* **TASK GOAL**
Reproduce the data, keeping every word exactly as it is.

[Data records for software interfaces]

════════

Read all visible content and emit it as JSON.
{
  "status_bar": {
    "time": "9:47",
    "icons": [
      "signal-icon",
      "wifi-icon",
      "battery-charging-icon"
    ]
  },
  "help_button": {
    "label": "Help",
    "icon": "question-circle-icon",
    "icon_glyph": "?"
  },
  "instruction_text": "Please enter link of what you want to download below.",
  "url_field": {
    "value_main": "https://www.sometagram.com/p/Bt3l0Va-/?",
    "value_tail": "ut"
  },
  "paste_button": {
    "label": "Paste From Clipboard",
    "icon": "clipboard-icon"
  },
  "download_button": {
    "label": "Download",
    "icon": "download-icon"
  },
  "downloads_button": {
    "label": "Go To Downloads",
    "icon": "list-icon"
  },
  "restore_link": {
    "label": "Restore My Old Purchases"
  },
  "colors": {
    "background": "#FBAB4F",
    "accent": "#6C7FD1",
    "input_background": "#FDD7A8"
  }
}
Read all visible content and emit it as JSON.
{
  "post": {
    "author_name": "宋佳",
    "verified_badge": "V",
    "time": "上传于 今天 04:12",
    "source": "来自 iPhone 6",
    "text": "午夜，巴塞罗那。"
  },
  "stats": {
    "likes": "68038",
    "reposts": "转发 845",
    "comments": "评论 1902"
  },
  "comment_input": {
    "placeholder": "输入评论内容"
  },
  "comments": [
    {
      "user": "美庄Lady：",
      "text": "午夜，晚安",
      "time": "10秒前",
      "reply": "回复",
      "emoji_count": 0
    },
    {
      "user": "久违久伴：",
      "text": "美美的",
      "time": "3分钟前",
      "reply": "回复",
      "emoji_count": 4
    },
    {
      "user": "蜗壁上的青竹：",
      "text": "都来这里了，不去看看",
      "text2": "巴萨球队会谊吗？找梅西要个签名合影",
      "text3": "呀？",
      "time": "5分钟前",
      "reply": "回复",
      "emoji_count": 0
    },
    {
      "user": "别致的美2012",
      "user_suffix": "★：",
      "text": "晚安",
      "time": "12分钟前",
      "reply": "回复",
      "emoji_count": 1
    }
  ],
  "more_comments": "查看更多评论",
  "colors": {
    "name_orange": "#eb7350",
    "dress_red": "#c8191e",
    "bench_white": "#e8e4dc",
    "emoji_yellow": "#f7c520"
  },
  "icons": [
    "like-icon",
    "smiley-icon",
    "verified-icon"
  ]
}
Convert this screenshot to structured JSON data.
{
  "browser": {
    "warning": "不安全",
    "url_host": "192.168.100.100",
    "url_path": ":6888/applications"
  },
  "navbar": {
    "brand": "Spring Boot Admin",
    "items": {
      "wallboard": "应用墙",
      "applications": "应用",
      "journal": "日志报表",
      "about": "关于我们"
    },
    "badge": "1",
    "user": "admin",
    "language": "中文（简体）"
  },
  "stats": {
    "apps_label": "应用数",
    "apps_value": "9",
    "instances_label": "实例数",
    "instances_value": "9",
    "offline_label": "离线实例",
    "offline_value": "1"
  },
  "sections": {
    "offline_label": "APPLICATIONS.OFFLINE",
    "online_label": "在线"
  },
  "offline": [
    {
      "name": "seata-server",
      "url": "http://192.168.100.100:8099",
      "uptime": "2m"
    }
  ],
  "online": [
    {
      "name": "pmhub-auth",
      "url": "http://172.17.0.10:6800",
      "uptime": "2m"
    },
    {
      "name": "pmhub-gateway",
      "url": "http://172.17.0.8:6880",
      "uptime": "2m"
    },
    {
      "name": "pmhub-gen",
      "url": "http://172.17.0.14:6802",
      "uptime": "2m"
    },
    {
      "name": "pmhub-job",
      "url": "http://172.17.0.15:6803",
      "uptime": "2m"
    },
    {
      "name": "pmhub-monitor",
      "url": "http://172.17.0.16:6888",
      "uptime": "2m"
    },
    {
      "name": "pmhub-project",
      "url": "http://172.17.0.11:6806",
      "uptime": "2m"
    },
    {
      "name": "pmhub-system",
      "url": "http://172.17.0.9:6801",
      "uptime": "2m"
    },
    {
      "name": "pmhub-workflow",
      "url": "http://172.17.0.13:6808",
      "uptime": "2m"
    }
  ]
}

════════

* **WRITTEN SOLUTION**
Read all visible content and emit it as JSON.
{
  "status_bar": {
    "time": "9:47",
    "icons": [
      "signal-icon",
      "wifi-icon",
      "battery-charging-icon"
    ]
  },
  "help_button": {
    "label": "Help",
    "icon": "question-circle-icon",
    "icon_glyph": "?"
  },
  "instruction_text": "Please enter link of what you want to download below.",
  "url_field": {
    "value_main": "https://www.sometagram.com/p/Bt3l0Va-/?",
    "value_tail": "ut"
  },
  "paste_button": {
    "label": "Paste From Clipboard",
    "icon": "clipboard-icon"
  },
  "download_button": {
    "label": "Download",
    "icon": "download-icon"
  },
  "downloads_button": {
    "label": "Go To Downloads",
    "icon": "list-icon"
  },
  "restore_link": {
    "label": "Restore My Old Purchases"
  },
  "colors": {
    "background": "#FBAB4F",
    "accent": "#6C7FD1",
    "input_background": "#FDD7A8"
  }
}
Read all visible content and emit it as JSON.
{
  "post": {
    "author_name": "宋佳",
    "verified_badge": "V",
    "time": "上传于 今天 04:12",
    "source": "来自 iPhone 6",
    "text": "午夜，巴塞罗那。"
  },
  "stats": {
    "likes": "68038",
    "reposts": "转发 845",
    "comments": "评论 1902"
  },
  "comment_input": {
    "placeholder": "输入评论内容"
  },
  "comments": [
    {
      "user": "美庄Lady：",
      "text": "午夜，晚安",
      "time": "10秒前",
      "reply": "回复",
      "emoji_count": 0
    },
    {
      "user": "久违久伴：",
      "text": "美美的",
      "time": "3分钟前",
      "reply": "回复",
      "emoji_count": 4
    },
    {
      "user": "蜗壁上的青竹：",
      "text": "都来这里了，不去看看",
      "text2": "巴萨球队会谊吗？找梅西要个签名合影",
      "text3": "呀？",
      "time": "5分钟前",
      "reply": "回复",
      "emoji_count": 0
    },
    {
      "user": "别致的美2012",
      "user_suffix": "★：",
      "text": "晚安",
      "time": "12分钟前",
      "reply": "回复",
      "emoji_count": 1
    }
  ],
  "more_comments": "查看更多评论",
  "colors": {
    "name_orange": "#eb7350",
    "dress_red": "#c8191e",
    "bench_white": "#e8e4dc",
    "emoji_yellow": "#f7c520"
  },
  "icons": [
    "like-icon",
    "smiley-icon",
    "verified-icon"
  ]
}
Convert this screenshot to structured JSON data.
{
  "browser": {
    "warning": "不安全",
    "url_host": "192.168.100.100",
    "url_path": ":6888/applications"
  },
  "navbar": {
    "brand": "Spring Boot Admin",
    "items": {
      "wallboard": "应用墙",
      "applications": "应用",
      "journal": "日志报表",
      "about": "关于我们"
    },
    "badge": "1",
    "user": "admin",
    "language": "中文（简体）"
  },
  "stats": {
    "apps_label": "应用数",
    "apps_value": "9",
    "instances_label": "实例数",
    "instances_value": "9",
    "offline_label": "离线实例",
    "offline_value": "1"
  },
  "sections": {
    "offline_label": "APPLICATIONS.OFFLINE",
    "online_label": "在线"
  },
  "offline": [
    {
      "name": "seata-server",
      "url": "http://192.168.100.100:8099",
      "uptime": "2m"
    }
  ],
  "online": [
    {
      "name": "pmhub-auth",
      "url": "http://172.17.0.10:6800",
      "uptime": "2m"
    },
    {
      "name": "pmhub-gateway",
      "url": "http://172.17.0.8:6880",
      "uptime": "2m"
    },
    {
      "name": "pmhub-gen",
      "url": "http://172.17.0.14:6802",
      "uptime": "2m"
    },
    {
      "name": "pmhub-job",
      "url": "http://172.17.0.15:6803",
      "uptime": "2m"
    },
    {
      "name": "pmhub-monitor",
      "url": "http://172.17.0.16:6888",
      "uptime": "2m"
    },
    {
      "name": "pmhub-project",
      "url": "http://172.17.0.11:6806",
      "uptime": "2m"
    },
    {
      "name": "pmhub-system",
      "url": "http://172.17.0.9:6801",
      "uptime": "2m"
    },
    {
      "name": "pmhub-workflow",
      "url": "http://172.17.0.13:6808",
      "uptime": "2m"
    }
  ]
}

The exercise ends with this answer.